David Rowe, Western Sydney University
When the news broke it was tempting to conclude swiftly that Shane Warne died as he had lived. On holiday in Thailand, nudge nudge. The tabloids, especially in Britain where he lived much of his life, had luridly chronicled his life. Many may have speculated that he died living life to the fullest.
As it turned out, Warne, who was just 52, had declared he was on a serious health kick, trying to lose weight and get in condition. Previously, he had even managed to turn weight loss into a scandal, when he failed a drugs test at the 2003 Cricket World Cup in South Africa and was sent home. He was ridiculed for blaming his mother for recommending the banned diuretic.
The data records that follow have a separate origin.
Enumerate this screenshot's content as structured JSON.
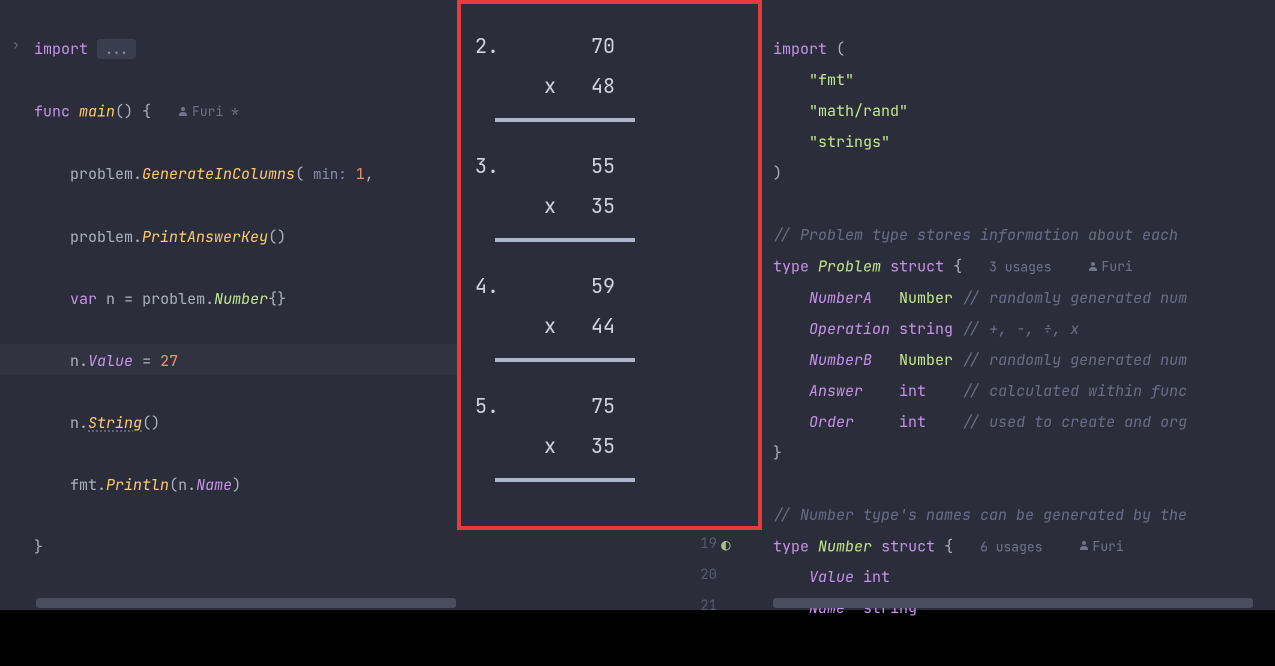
{
  "left": {
    "import_kw": "import",
    "import_ellipsis": "...",
    "func_kw": "func",
    "main_name": "main",
    "author_name": "Furi *",
    "l1_obj": "problem",
    "l1_method": "GenerateInColumns",
    "l1_hint": "min:",
    "l1_val": "1",
    "l2_obj": "problem",
    "l2_method": "PrintAnswerKey",
    "var_kw": "var",
    "var_name": "n",
    "var_pkg": "problem",
    "var_type": "Number",
    "assign_lhs_obj": "n",
    "assign_lhs_prop": "Value",
    "assign_val": "27",
    "call_obj": "n",
    "call_method": "String",
    "print_pkg": "fmt",
    "print_fn": "Println",
    "print_arg_obj": "n",
    "print_arg_prop": "Name"
  },
  "problems": [
    {
      "order": "2.",
      "a": "70",
      "op": "x",
      "b": "48"
    },
    {
      "order": "3.",
      "a": "55",
      "op": "x",
      "b": "35"
    },
    {
      "order": "4.",
      "a": "59",
      "op": "x",
      "b": "44"
    },
    {
      "order": "5.",
      "a": "75",
      "op": "x",
      "b": "35"
    }
  ],
  "right": {
    "import_kw": "import",
    "imp1": "\"fmt\"",
    "imp2": "\"math/rand\"",
    "imp3": "\"strings\"",
    "comment_problem": "// Problem type stores information about each ",
    "type_kw": "type",
    "problem_name": "Problem",
    "struct_kw": "struct",
    "problem_usages": "3 usages",
    "author": "Furi",
    "f_numA": "NumberA",
    "t_numA": "Number",
    "c_numA": "// randomly generated num",
    "f_op": "Operation",
    "t_op": "string",
    "c_op": "// +, -, ÷, x",
    "f_numB": "NumberB",
    "t_numB": "Number",
    "c_numB": "// randomly generated num",
    "f_ans": "Answer",
    "t_ans": "int",
    "c_ans": "// calculated within func",
    "f_ord": "Order",
    "t_ord": "int",
    "c_ord": "// used to create and org",
    "comment_number": "// Number type's names can be generated by the",
    "number_name": "Number",
    "number_usages": "6 usages",
    "nf_val": "Value",
    "nt_val": "int",
    "nf_name": "Name",
    "nt_name": "string",
    "gutter": {
      "g19": "19",
      "g20": "20",
      "g21": "21"
    }
  }
}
To say Warne was no stranger to controversy is as banal as observing that he was a superlative cricketer. One of five Wisden Cricketers of the [20th] Century, cricket fans pore over his bowling record with the same forensic eye as the paparazzi tracked his carousing. It was Warne who delivered the “ball of the century” in 1993, perhaps the most famous dismissal in modern cricket, to a perplexed English captain, Mike Gatting. It was a piece of sporting sorcery that will never be forgotten.
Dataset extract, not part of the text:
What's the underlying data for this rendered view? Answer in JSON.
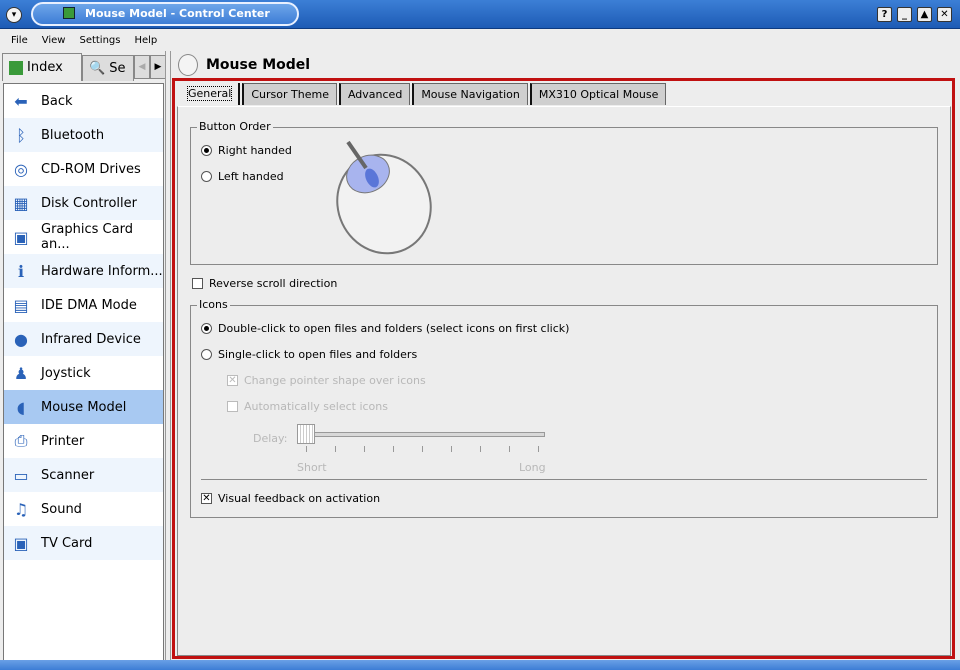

These contrasting images lead us to ask who is Shane Warne, and why does he matter so much to so many?
Warnie: the soap opera
There are few sportspeople interesting enough to have an entire musical devoted to them, but Eddie Perfect found plenty of material for his 2008 production Shane Warne: The Musical. Its subject may be much admired by cricket followers around the world, but he is also well known to a much wider audience precisely because he has generated so much tabloid fare.
Warne is often presented as the lovable larrikin, a masculine archetype long celebrated in Australia. This is a colonial-era image of young men who mocked the stuffy propriety of the British with cheeky, anti-authoritarian attitudes and behaviour.
Perfectly suited to play a key role in the “postcolonial pantomime” that is the Ashes cricket series, he was loud, untidy, disrespectful and, crucially, very good at beating the Poms at their own game.
Warne was radically different from other Australian cricket heroes like Sir Don Bradman and Richie Benaud. When the latter died in 2015, I reflected on his transition from on-field rebel to sober commentator.
Shane Warne also made the move to television commentary, but whereas Benaud offered dignified consideration, Warne was animated and opinionated. Restraint was never part of Warne’s armoury, although his successful career as a professional poker player and the subtlety of his bowling was evidence of a shrewd, calculating mind behind the brash exterior.
But Warne was a different type of larrikin from older cricketers like Dennis Lillee and Rod Marsh, who died on the same day in a different time zone.
Lillee and Marsh were creatures of the cricket world, aggressive practitioners of the art of demolishing opposition teams.
Warne moved well beyond this sphere, as the emergent global sports star system fully embraced gossip-based entertainment.
He was both product and producer of the sporting celebrity that now moves effortlessly across the cultural landscape. He unblushingly endorsed hair loss treatment. Warne’s doomed engagement to British film star Liz Hurley was a classic case of a relationship conducted largely in the media spotlight.
The arrival of social media, and the pocket cameras always on hand to upload “evidence” of a transgression, was crucial in shaping the world’s knowledge of Warne the man when he was not performing astonishing feats on the cricket field.
He is, therefore, much closer to the postmodern cohort embodied by “bad as I wannabe” US basketballer Dennis Rodman than traditional Australian sporting larrikins.
More than just a cricketer
There is no need to persuade cricket fans to remember Shane Warne. His phenomenal record places him firmly in the cricket pantheon. But he is also important to sport in general and beyond the world of bat and ball.
Warne reminds us that sport is always much more than performance on the field. It is not just a question of what is done, but how. There is as much fascination with the back story as the big game.
An indifferent student from suburban Melbourne, Warne was socially mobile purely because of his sporting prowess. This everyman did extraordinary things with bravado, but was also a flawed personality. From his ill-advised early fraternisation with bookmakers to his feuding with past and current players, Warne became Warnie, almost a caricature of the sporty Aussie bloke loved by some and disdained by others.
Warne compulsively sought and attracted attention. Despite his expression of sadness about his family relationships in the documentary Shane, he insisted “I smoked, I drank, I bowled a bit. No regrets”.
Onlookers alternatively admire and criticise this life led on its own terms. It is in the conversational space between that Warne lives on.
David Rowe, Emeritus Professor of Cultural Research, Institute for Culture and Society, Western Sydney University
This article is republished from The Conversation under a Creative Commons license. Read the original article.